  • Actually instead of reversing the "M" I would reverse the "A". See some great examples here, such as: https://www.flickr.com/photos/patlejch/21846108510/in/pool-altcontrast/

  • I've been torn on the M. I actually removed some weight from the left stroke because it was so heavy overall, but maybe I should stay away from half-measures: Either reverse it to look more normal (and keep the A as-is), or just go all-in on the "left side is way heavier" thing?
  • Stephen ColesStephen Coles Posts: 787
    edited June 2016
    Hrant, that steady rhythmic strategy can work for lettering, but I don't know if reversing all the diagonals is really the best solution for this typeface. The charm is in the mix of contrast, not the mere reversal of contrast.
  • Hrant H. PapazianHrant H. Papazian Posts: 1,610
    edited June 2016
    Stephen, I can dig that, and I'm no fan of blind reversal (even though it can at least serve as a wake-up call). What I tend to propose is greater harmony by favoring the eye over the dogma of conventional ductal contrast; whether it's a font or canned lettering, making for example the "A" thin-left/thick-right tends to create discord. I posit that's why those unencumbered by tradition tend to favor the opposite.

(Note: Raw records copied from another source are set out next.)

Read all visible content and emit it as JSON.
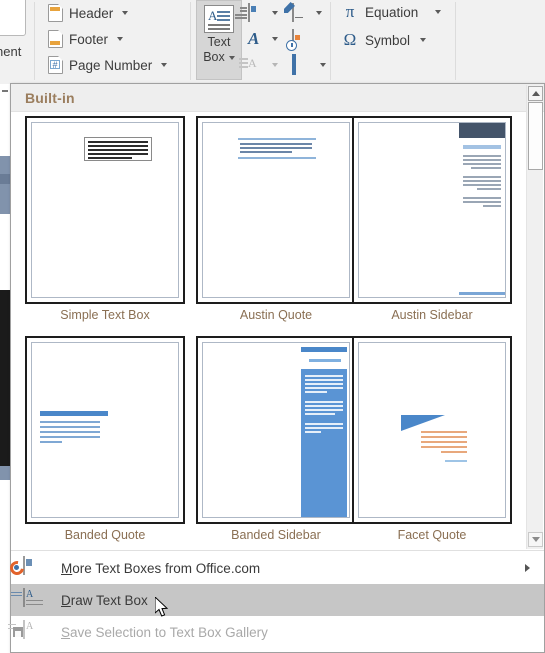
{
  "ribbon": {
    "left_group_label": "nent",
    "items": [
      {
        "label": "Header",
        "icon": "header-page-icon",
        "has_caret": true
      },
      {
        "label": "Footer",
        "icon": "footer-page-icon",
        "has_caret": true
      },
      {
        "label": "Page Number",
        "icon": "page-number-icon",
        "has_caret": true
      }
    ],
    "text_box_button": {
      "line1": "Text",
      "line2": "Box",
      "icon": "text-box-icon",
      "active": true
    },
    "mini_buttons": [
      {
        "name": "quick-parts-icon",
        "has_caret": true,
        "enabled": true
      },
      {
        "name": "signature-line-icon",
        "has_caret": true,
        "enabled": true
      },
      {
        "name": "wordart-icon",
        "glyph": "A",
        "has_caret": true,
        "enabled": true
      },
      {
        "name": "date-and-time-icon",
        "has_caret": false,
        "enabled": true
      },
      {
        "name": "drop-cap-icon",
        "has_caret": true,
        "enabled": false
      },
      {
        "name": "object-icon",
        "has_caret": true,
        "enabled": true
      }
    ],
    "symbols_group": [
      {
        "label": "Equation",
        "glyph": "π",
        "has_caret": true
      },
      {
        "label": "Symbol",
        "glyph": "Ω",
        "has_caret": true
      }
    ]
  },
  "gallery": {
    "header": "Built-in",
    "items": [
      {
        "label": "Simple Text Box",
        "style": "simple"
      },
      {
        "label": "Austin Quote",
        "style": "austin-quote"
      },
      {
        "label": "Austin Sidebar",
        "style": "austin-sidebar"
      },
      {
        "label": "Banded Quote",
        "style": "banded-quote"
      },
      {
        "label": "Banded Sidebar",
        "style": "banded-sidebar"
      },
      {
        "label": "Facet Quote",
        "style": "facet-quote"
      }
    ],
    "scrollbar": {
      "up_arrow": "▲",
      "down_arrow": "▼"
    }
  },
  "menu": {
    "items": [
      {
        "label": "More Text Boxes from Office.com",
        "accel": "M",
        "icon": "office-online-icon",
        "submenu_arrow": true,
        "enabled": true,
        "highlighted": false
      },
      {
        "label": "Draw Text Box",
        "accel": "D",
        "icon": "draw-text-box-icon",
        "submenu_arrow": false,
        "enabled": true,
        "highlighted": true
      },
      {
        "label": "Save Selection to Text Box Gallery",
        "accel": "S",
        "icon": "save-text-box-icon",
        "submenu_arrow": false,
        "enabled": false,
        "highlighted": false
      }
    ]
  },
  "colors": {
    "accent_blue": "#4a87c9",
    "navy": "#44546a",
    "gallery_header_text": "#9b7e5e",
    "label_text": "#8a6f53",
    "highlight": "#c6c6c6",
    "ribbon_bg": "#f1f1f1"
  }
}
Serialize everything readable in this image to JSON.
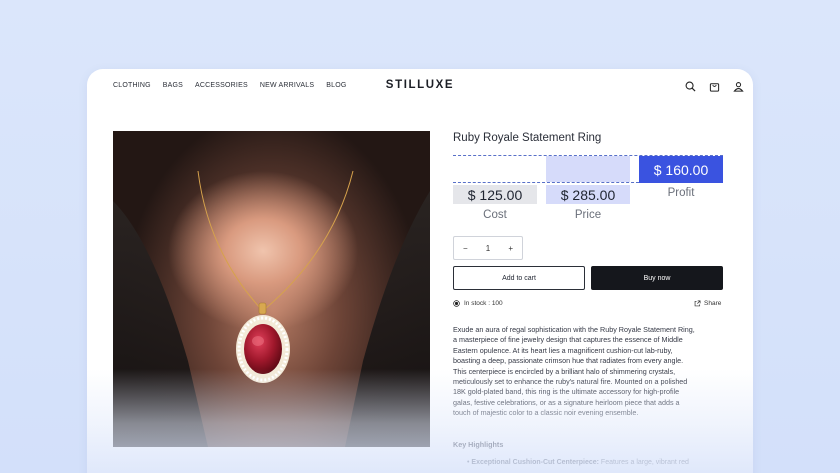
{
  "nav": {
    "links": [
      "CLOTHING",
      "BAGS",
      "ACCESSORIES",
      "NEW ARRIVALS",
      "BLOG"
    ],
    "brand": "STILLUXE",
    "icons": [
      "search-icon",
      "cart-icon",
      "user-icon"
    ]
  },
  "product": {
    "title": "Ruby Royale Statement Ring",
    "cost": "$ 125.00",
    "price": "$ 285.00",
    "profit": "$ 160.00",
    "cost_label": "Cost",
    "price_label": "Price",
    "profit_label": "Profit",
    "quantity": "1",
    "add_to_cart": "Add to cart",
    "buy_now": "Buy now",
    "stock": "In stock : 100",
    "share": "Share",
    "description_lines": [
      "Exude an aura of regal sophistication with the Ruby Royale Statement Ring,",
      "a masterpiece of fine jewelry design that captures the essence of Middle",
      "Eastern opulence. At its heart lies a magnificent cushion-cut lab-ruby,",
      "boasting a deep, passionate crimson hue that radiates from every angle.",
      "This centerpiece is encircled by a brilliant halo of shimmering crystals,",
      "meticulously set to enhance the ruby's natural fire. Mounted on a polished",
      "18K gold-plated band, this ring is the ultimate accessory for high-profile",
      "galas, festive celebrations, or as a signature heirloom piece that adds a",
      "touch of majestic color to a classic noir evening ensemble."
    ],
    "highlights_title": "Key Highlights",
    "highlight_1_title": "Exceptional Cushion-Cut Centerpiece:",
    "highlight_1_text": " Features a large, vibrant red"
  },
  "colors": {
    "accent": "#3a53e0",
    "accent_light": "#d6dbfa",
    "buy_button": "#15171c",
    "background": "#d8e3fb"
  }
}
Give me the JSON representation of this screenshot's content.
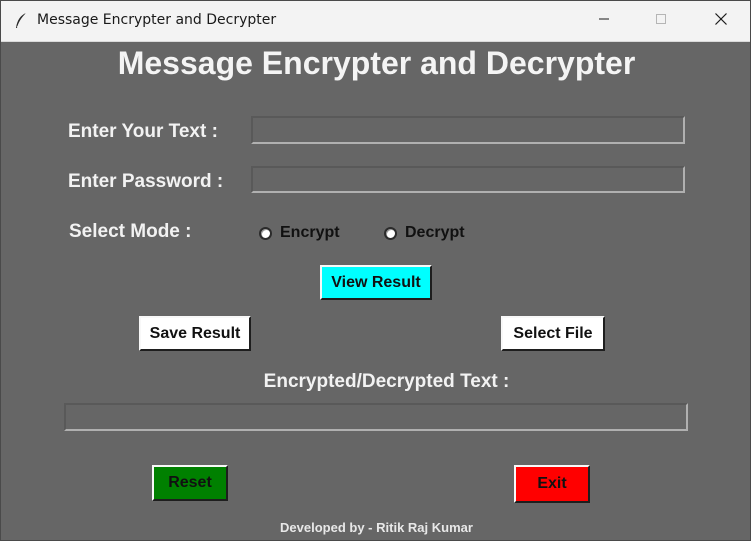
{
  "window": {
    "title": "Message Encrypter and Decrypter"
  },
  "heading": "Message Encrypter and Decrypter",
  "form": {
    "text_label": "Enter Your Text :",
    "text_value": "",
    "password_label": "Enter Password :",
    "password_value": "",
    "mode_label": "Select Mode :",
    "modes": [
      "Encrypt",
      "Decrypt"
    ],
    "selected_mode": null
  },
  "buttons": {
    "view_result": "View Result",
    "save_result": "Save Result",
    "select_file": "Select File",
    "reset": "Reset",
    "exit": "Exit"
  },
  "result": {
    "label": "Encrypted/Decrypted Text :",
    "value": ""
  },
  "footer": "Developed by - Ritik Raj Kumar",
  "colors": {
    "background": "#666666",
    "view_result_button": "#00ffff",
    "reset_button": "#008000",
    "exit_button": "#ff0000",
    "neutral_button": "#ffffff"
  },
  "icons": {
    "app": "feather-icon",
    "minimize": "minimize-icon",
    "maximize": "maximize-icon",
    "close": "close-icon"
  }
}
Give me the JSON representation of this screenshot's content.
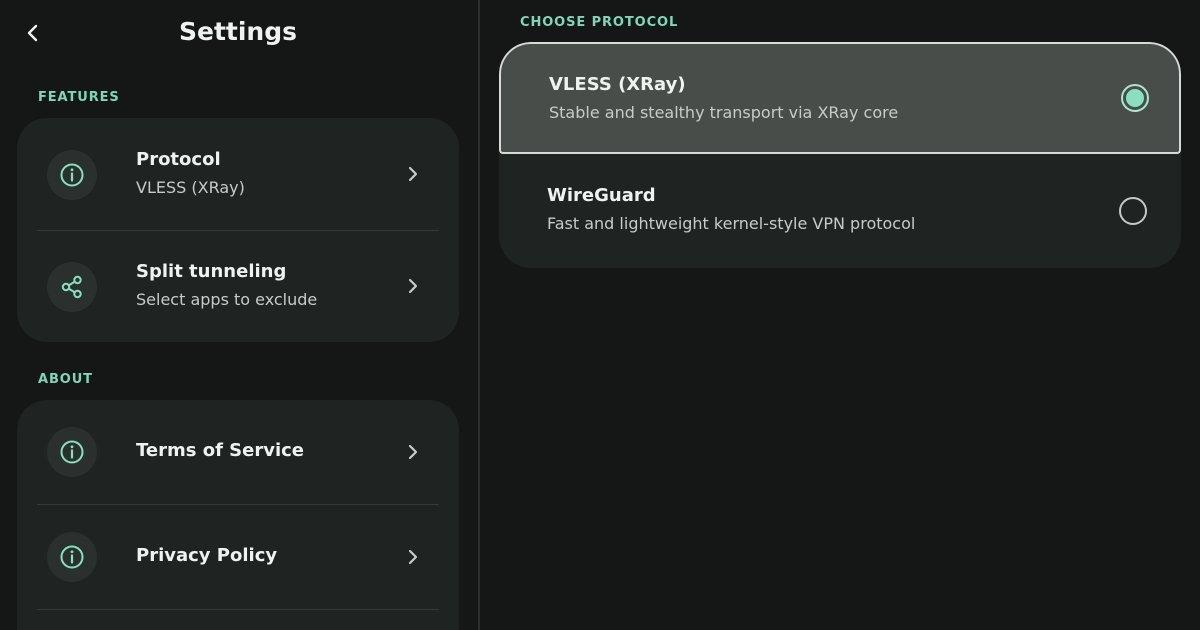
{
  "header": {
    "title": "Settings",
    "back_icon": "chevron-left-icon"
  },
  "features": {
    "label": "FEATURES",
    "items": [
      {
        "title": "Protocol",
        "subtitle": "VLESS (XRay)",
        "icon": "info-icon"
      },
      {
        "title": "Split tunneling",
        "subtitle": "Select apps to exclude",
        "icon": "share-icon"
      }
    ]
  },
  "about": {
    "label": "ABOUT",
    "items": [
      {
        "title": "Terms of Service",
        "icon": "info-icon"
      },
      {
        "title": "Privacy Policy",
        "icon": "info-icon"
      }
    ]
  },
  "protocol_picker": {
    "label": "CHOOSE PROTOCOL",
    "options": [
      {
        "title": "VLESS (XRay)",
        "subtitle": "Stable and stealthy transport via XRay core",
        "selected": true
      },
      {
        "title": "WireGuard",
        "subtitle": "Fast and lightweight kernel-style VPN protocol",
        "selected": false
      }
    ]
  },
  "colors": {
    "background": "#141716",
    "card": "#1f2321",
    "accent": "#7fd6b8",
    "selected_row": "#484d4a",
    "text_primary": "#eef2f0",
    "text_secondary": "#c6ccc9"
  }
}
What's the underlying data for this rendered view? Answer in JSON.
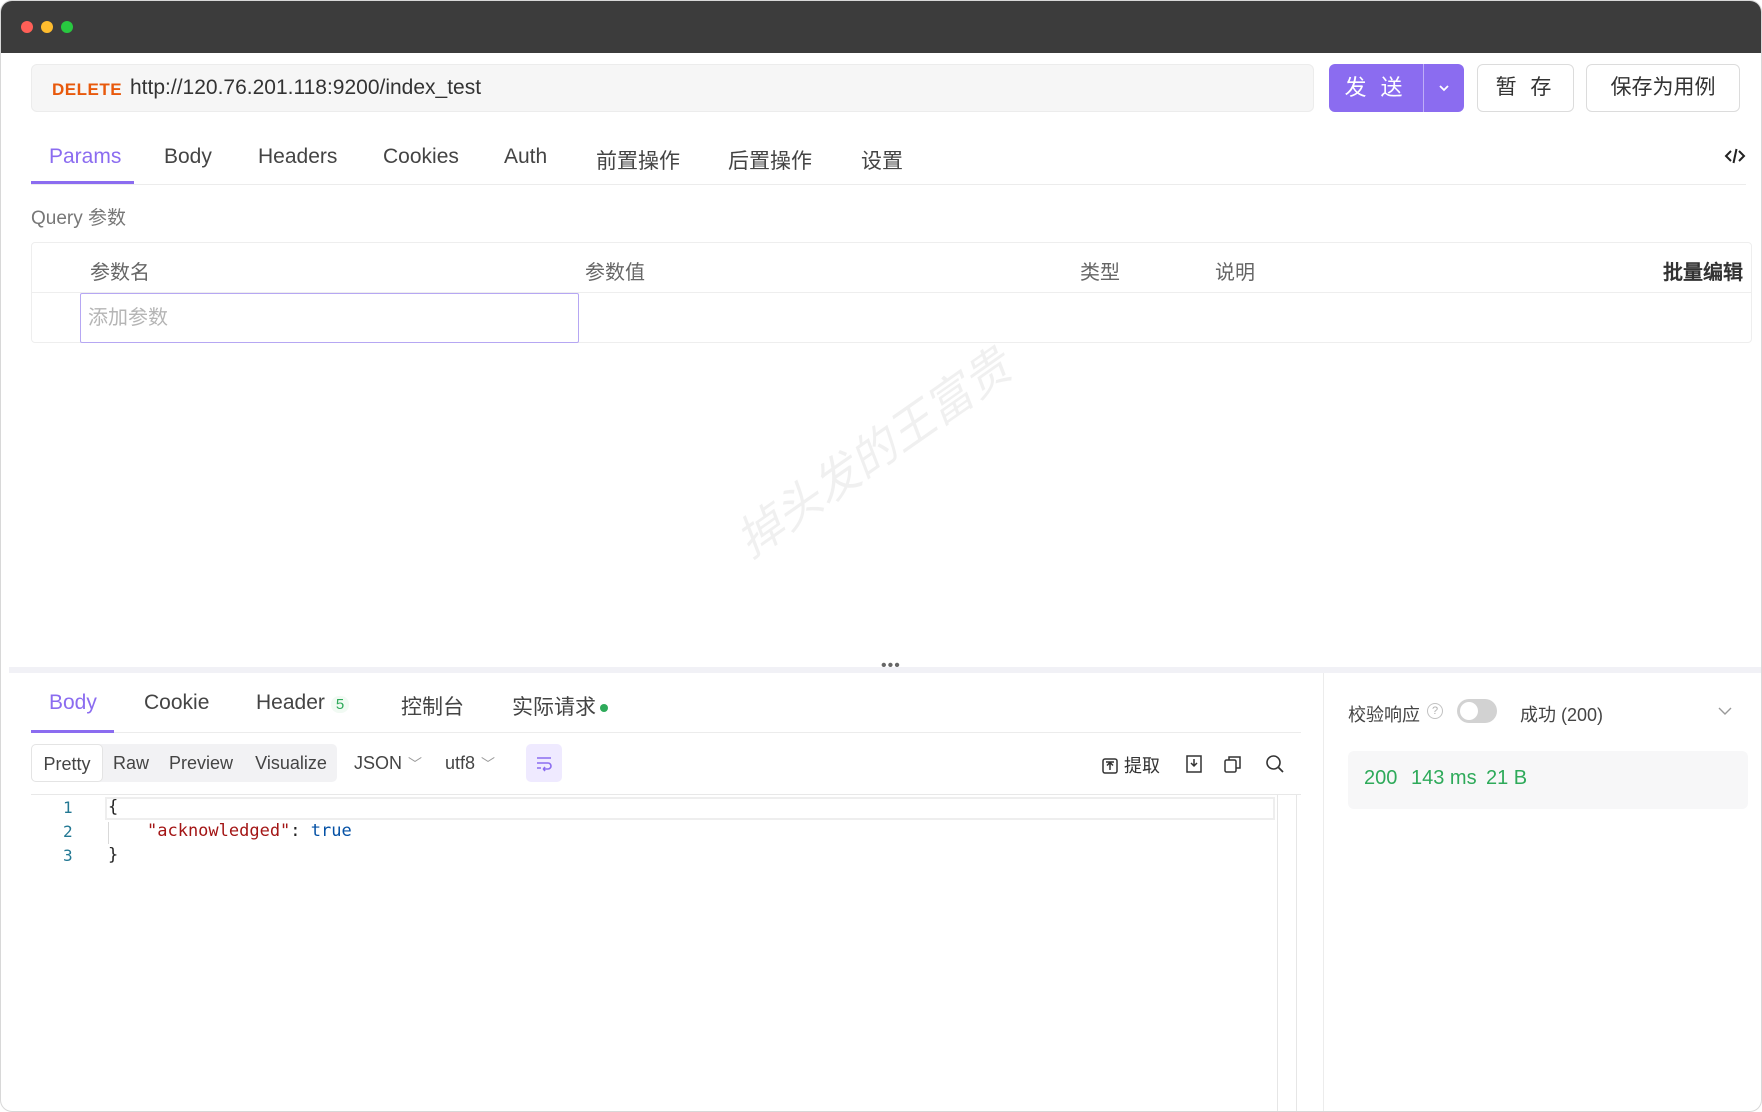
{
  "request": {
    "method": "DELETE",
    "url": "http://120.76.201.118:9200/index_test",
    "send_label": "发 送",
    "save_draft_label": "暂 存",
    "save_example_label": "保存为用例",
    "method_color": "#e8590c",
    "accent_color": "#8b6cf0"
  },
  "request_tabs": [
    {
      "label": "Params",
      "active": true
    },
    {
      "label": "Body"
    },
    {
      "label": "Headers"
    },
    {
      "label": "Cookies"
    },
    {
      "label": "Auth"
    },
    {
      "label": "前置操作"
    },
    {
      "label": "后置操作"
    },
    {
      "label": "设置"
    }
  ],
  "query": {
    "section_label": "Query 参数",
    "columns": [
      "参数名",
      "参数值",
      "类型",
      "说明"
    ],
    "bulk_edit_label": "批量编辑",
    "add_placeholder": "添加参数"
  },
  "watermark": "掉头发的王富贵",
  "response_tabs": [
    {
      "label": "Body",
      "active": true
    },
    {
      "label": "Cookie"
    },
    {
      "label": "Header",
      "badge": "5"
    },
    {
      "label": "控制台"
    },
    {
      "label": "实际请求",
      "dot": true
    }
  ],
  "response_toolbar": {
    "views": [
      "Pretty",
      "Raw",
      "Preview",
      "Visualize"
    ],
    "active_view": "Pretty",
    "format": "JSON",
    "encoding": "utf8",
    "extract_label": "提取",
    "icons": [
      "wrap-icon",
      "extract-icon",
      "download-icon",
      "copy-icon",
      "search-icon"
    ]
  },
  "response_body": {
    "line_numbers": [
      "1",
      "2",
      "3"
    ],
    "lines": [
      "{",
      "\"acknowledged\"",
      ": ",
      "true",
      "}"
    ]
  },
  "validation": {
    "label": "校验响应",
    "help": "?",
    "enabled": false,
    "status_option": "成功 (200)"
  },
  "metrics": {
    "status": "200",
    "time": "143 ms",
    "size": "21 B",
    "color": "#2eaa5a"
  }
}
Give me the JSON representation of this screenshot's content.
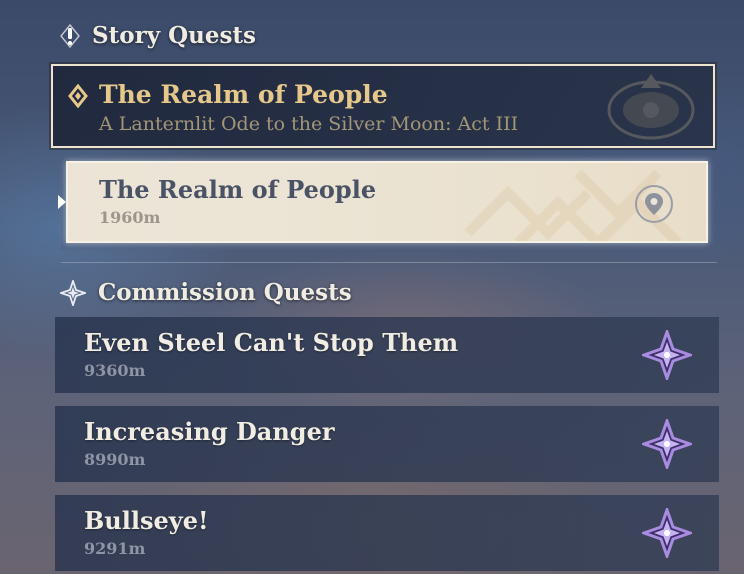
{
  "story_section": {
    "header": "Story Quests",
    "icon": "exclamation-diamond-icon",
    "quest": {
      "title": "The Realm of People",
      "subtitle": "A Lanternlit Ode to the Silver Moon: Act III",
      "title_color": "#e6c98a"
    },
    "objective": {
      "title": "The Realm of People",
      "distance": "1960m",
      "icon": "location-pin-icon"
    }
  },
  "commission_section": {
    "header": "Commission Quests",
    "icon": "commission-star-icon",
    "quests": [
      {
        "title": "Even Steel Can't Stop Them",
        "distance": "9360m",
        "icon": "commission-star-icon"
      },
      {
        "title": "Increasing Danger",
        "distance": "8990m",
        "icon": "commission-star-icon"
      },
      {
        "title": "Bullseye!",
        "distance": "9291m",
        "icon": "commission-star-icon"
      }
    ]
  },
  "colors": {
    "accent_gold": "#e6c98a",
    "selected_bg": "#ece5d7",
    "commission_star": "#a98ce0"
  }
}
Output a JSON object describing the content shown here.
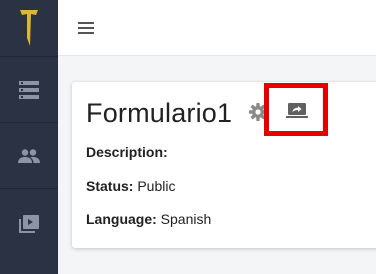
{
  "icons": {
    "logo": "t-logo-icon",
    "nav": [
      "storage-icon",
      "people-icon",
      "video-library-icon"
    ],
    "menu": "hamburger-icon",
    "settings": "gear-icon",
    "share": "screen-share-icon"
  },
  "colors": {
    "sidebar": "#2b3243",
    "logo": "#e0b62e",
    "nav_icon": "#8d94a3",
    "highlight": "#e60000"
  },
  "form": {
    "title": "Formulario1",
    "description_label": "Description:",
    "description_value": "",
    "status_label": "Status:",
    "status_value": "Public",
    "language_label": "Language:",
    "language_value": "Spanish"
  }
}
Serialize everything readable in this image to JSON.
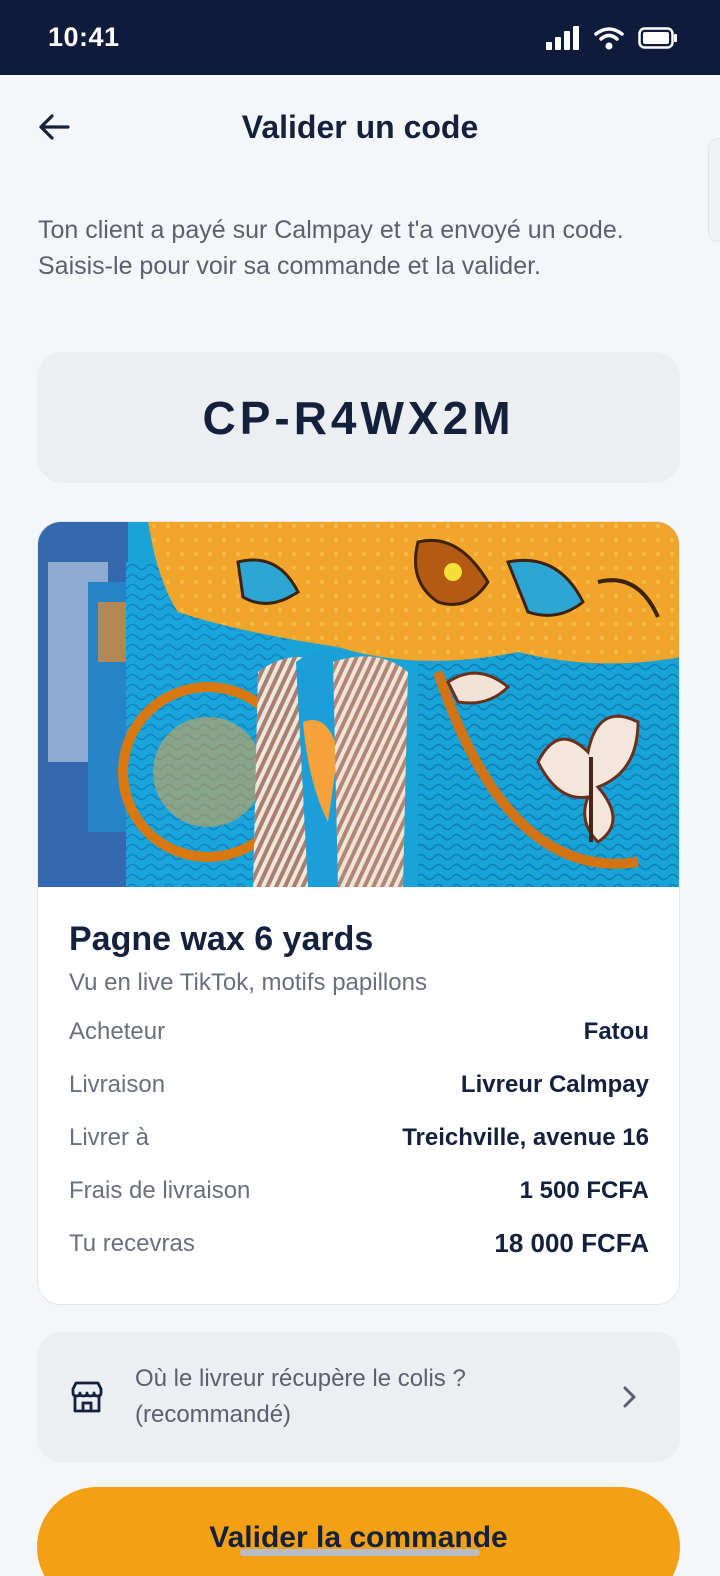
{
  "status_bar": {
    "time": "10:41"
  },
  "header": {
    "title": "Valider un code"
  },
  "intro": {
    "text": "Ton client a payé sur Calmpay et t'a envoyé un code. Saisis-le pour voir sa commande et la valider."
  },
  "code": {
    "value": "CP-R4WX2M"
  },
  "order": {
    "product_title": "Pagne wax 6 yards",
    "product_subtitle": "Vu en live TikTok, motifs papillons",
    "details": [
      {
        "label": "Acheteur",
        "value": "Fatou"
      },
      {
        "label": "Livraison",
        "value": "Livreur Calmpay"
      },
      {
        "label": "Livrer à",
        "value": "Treichville, avenue 16"
      },
      {
        "label": "Frais de livraison",
        "value": "1 500 FCFA"
      },
      {
        "label": "Tu recevras",
        "value": "18 000 FCFA"
      }
    ]
  },
  "pickup": {
    "text": "Où le livreur récupère le colis ? (recommandé)"
  },
  "cta": {
    "label": "Valider la commande"
  },
  "colors": {
    "accent": "#f4a015",
    "navy": "#0f1b3b",
    "text": "#14213d"
  }
}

    At the very least we need to spread the idea of a Stylistic Set that flips the contrast distribution to heavy-lefts (as Austin mentions). You heard it here first. Well, unless you follow me on Twitter. :-)
  • Yeah, that's an interesting use of Contextual Alts! (Sorry, I simply don’t have the brainwidth to follow folks who tweet 10 times a day.)
  • Just because it exists as signage, does not mean it needs to exist as a typeface.
    If you are going to go there, what about the lowercase?

  • Well, there are a lot of typefaces that don't need to exist. I'm having fun.

    Was considering a small caps as the lowercase, if I get that far. We'll see.
  • Ray LarabieRay Larabie Posts: 972
    Consider the contradiction that I've been often guilty of: quirky, rustic glyphs with laser precise horizontal precision. A slight vertical misalignment can inform the reader that this is supposed to be wrong-on-purpose. If you take it too far, it can look perhaps too zany. If you bop the glyphs randomly...maybe up to 3 units up and down it will make such a difference. Like an expensive pair of expertly distressed jeans vs the Wal*Mart version.

    I've ruined many a good ALL CAPS display typeface by adding a lowercase. Proceed with caution.
  • Ray, I'm a little fearful of crossing the "zany" line, but that's an interesting thought.

    Testing out Craig's suggestions — Before:




    After:



  • Whatever option you chose, keep the others as alternates (ss01, ss02, etc...)
  • Hrant H. PapazianHrant H. Papazian Posts: 1,610
    edited June 2016
    Booya. (See also the middle of the "M", and the tighter spacing.)
  • Hrant H. PapazianHrant H. Papazian Posts: 1,610
    edited June 2016
    Hmmm, actually, since –arguably– the characteristic thing in this design is not really the left but the bottom-left being heavy...

    A.gif 1.7K
  • That poor A. :'(
  • I've finished the basic alphabet + numerals. Filling in the characters that didn't exist was an interesting exercise! (I'll probably keep the "corrected" M as an alternate, but I think the "backwards" one is working better for me in context.)

    Some of the numerals are proving tough to incorporate the "heavy left/bottom" thing into—some are looking especially quirky. But fun, I think?


  • The alphabet feels consistent to me. Some of the numerals don't feel like they belong. Here's what I'd do in this situation: surround each numeral with similar letters and zero and adjust until they harmonize. There's no need to match any specific properties of each letter but each numeral should feel like it belongs.

    03C3S3B30
    08S8B80
    05G5C5S50
    etc.

    Test the numerals together and make minor adjustments so they work well together.
Sign In or Register to comment.